New headboys and headgirls: ambassadors, advocates, do-ers and conduits

Headboys and headgirls (the head student team) perform a crucial role in the life of Bedales: along with being ambassadors, advocates, do-ers and conduits between students and staff, they need to be the senior students who represent the best of the Bedales ideal – so, people who live it –  Head, Hand and Heart. Yesterday, following a student advisory vote and much discussion amongst teachers, housestaff especially, the new team was selected. Congratulated initially by their predecessors (who have done a cracking job incidentally) they are then acclaimed by the school, who have played a large part in the selection of the team, at evening assembly as the team does its first “shush”. So, hats off to Oscar C (head boy), Cecily K (head girl), Katie S (deputy head girl) and Harley M (deputy head boy).

By Keith Budge, Headmaster, Bedales Schools


Bedales School is one of the UK’s top independent private co-education boarding schools.
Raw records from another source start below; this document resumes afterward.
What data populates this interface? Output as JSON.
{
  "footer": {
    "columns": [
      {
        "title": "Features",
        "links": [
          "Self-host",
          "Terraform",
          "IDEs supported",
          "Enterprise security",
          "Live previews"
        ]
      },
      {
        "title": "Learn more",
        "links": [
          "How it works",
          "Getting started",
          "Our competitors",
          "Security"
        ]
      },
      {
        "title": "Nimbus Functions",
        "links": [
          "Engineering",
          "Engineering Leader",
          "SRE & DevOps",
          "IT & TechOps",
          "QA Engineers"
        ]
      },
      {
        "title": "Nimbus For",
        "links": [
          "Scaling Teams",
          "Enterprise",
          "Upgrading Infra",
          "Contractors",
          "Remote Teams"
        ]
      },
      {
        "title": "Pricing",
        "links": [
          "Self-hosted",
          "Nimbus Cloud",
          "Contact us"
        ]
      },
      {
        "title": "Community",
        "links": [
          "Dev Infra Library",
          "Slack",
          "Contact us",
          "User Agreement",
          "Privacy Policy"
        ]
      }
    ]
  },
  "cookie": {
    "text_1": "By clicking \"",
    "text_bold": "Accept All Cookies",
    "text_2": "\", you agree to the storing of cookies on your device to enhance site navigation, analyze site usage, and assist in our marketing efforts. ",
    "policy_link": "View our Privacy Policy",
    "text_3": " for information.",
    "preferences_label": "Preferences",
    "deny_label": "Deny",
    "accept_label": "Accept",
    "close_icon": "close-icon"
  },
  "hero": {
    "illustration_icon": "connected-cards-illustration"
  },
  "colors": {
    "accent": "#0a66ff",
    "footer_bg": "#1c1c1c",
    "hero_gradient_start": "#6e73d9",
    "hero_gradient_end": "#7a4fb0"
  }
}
Bedales comprises three schools situated in Steep, near Petersfield, Hampshire: Dunannie (ages 3–8), Dunhurst (ages 8–13) and Bedales itself (ages 13–18). Established in 1893 Bedales School puts emphasis on the Arts, Sciences, voluntary service, pastoral care, and listening to students’ views. Bedales is acclaimed for its drama, theatre, art and music. The Headmaster is Keith Budge.